But some things are more likely to go viral than others, and click-bait is now a word because the marketing department still logs everything everyone does; it’s how they work, list and catalog what content gets attention, how, when and trying to figure out why.

And since this is a phenomenon we now see more and more paid content disguised as regular content, and I’m starting to wonder how much of all the viral stuff we see that seems to be regular content is actually fake. It doesn’t have to be paid content by a company looking to sell a product, but just be faked by the content creator for whatever reason.

Coby Persin does what he calls Social Experiments, which ranges from scaring kids about the dangers of meeting strangers from the Internet to this video showing how greedy people that have a lot are compared to people that have very little. Musical queues are timed accordingly.

It’s all set up with blurred faces and everything you would think is needed for a video that doesn’t have the written consent from people that appear in it. There are also other videos from many other creators that supposedly catch cheaters in the act or expose “gold diggers” and whatever other shame-based content there is.

But I’m starting to question what’s real and what’s not. There’s no disclosure that I can find about if it’s all just acting and performers, but there’s also no disclosure for the opposite.

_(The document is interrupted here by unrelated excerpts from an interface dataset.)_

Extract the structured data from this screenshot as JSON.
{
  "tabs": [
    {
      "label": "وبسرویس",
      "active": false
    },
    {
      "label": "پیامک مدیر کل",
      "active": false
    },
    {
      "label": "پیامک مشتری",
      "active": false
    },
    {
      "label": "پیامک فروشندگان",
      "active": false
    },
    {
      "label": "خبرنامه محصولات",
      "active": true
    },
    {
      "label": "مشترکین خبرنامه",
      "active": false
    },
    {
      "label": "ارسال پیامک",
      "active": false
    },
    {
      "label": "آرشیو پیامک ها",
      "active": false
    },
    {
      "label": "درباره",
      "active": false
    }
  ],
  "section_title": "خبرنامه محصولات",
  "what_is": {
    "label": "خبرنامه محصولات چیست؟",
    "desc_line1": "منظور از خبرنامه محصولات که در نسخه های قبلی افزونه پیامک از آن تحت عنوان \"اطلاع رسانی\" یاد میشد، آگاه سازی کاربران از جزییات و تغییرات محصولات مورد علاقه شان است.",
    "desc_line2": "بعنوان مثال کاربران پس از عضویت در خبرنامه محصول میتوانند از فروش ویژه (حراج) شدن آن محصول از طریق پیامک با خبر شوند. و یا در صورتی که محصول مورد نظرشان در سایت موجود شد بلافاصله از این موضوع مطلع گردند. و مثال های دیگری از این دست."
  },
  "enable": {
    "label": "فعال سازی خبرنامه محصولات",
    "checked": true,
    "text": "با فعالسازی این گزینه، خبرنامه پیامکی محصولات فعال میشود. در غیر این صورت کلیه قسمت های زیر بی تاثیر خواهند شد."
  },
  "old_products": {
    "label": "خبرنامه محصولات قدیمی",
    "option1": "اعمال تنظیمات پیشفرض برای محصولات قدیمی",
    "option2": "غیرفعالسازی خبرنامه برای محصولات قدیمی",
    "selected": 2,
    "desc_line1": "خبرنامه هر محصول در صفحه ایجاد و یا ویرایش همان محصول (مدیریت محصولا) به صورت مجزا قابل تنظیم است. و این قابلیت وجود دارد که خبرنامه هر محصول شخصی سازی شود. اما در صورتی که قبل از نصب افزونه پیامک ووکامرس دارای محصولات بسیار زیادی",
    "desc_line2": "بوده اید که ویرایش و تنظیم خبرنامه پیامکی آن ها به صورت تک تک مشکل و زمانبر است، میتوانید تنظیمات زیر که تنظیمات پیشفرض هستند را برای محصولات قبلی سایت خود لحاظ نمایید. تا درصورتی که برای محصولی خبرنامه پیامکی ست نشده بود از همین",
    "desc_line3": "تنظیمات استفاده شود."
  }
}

In the case of the video above in particular, can we trust a video that is produced by no less than three title cards?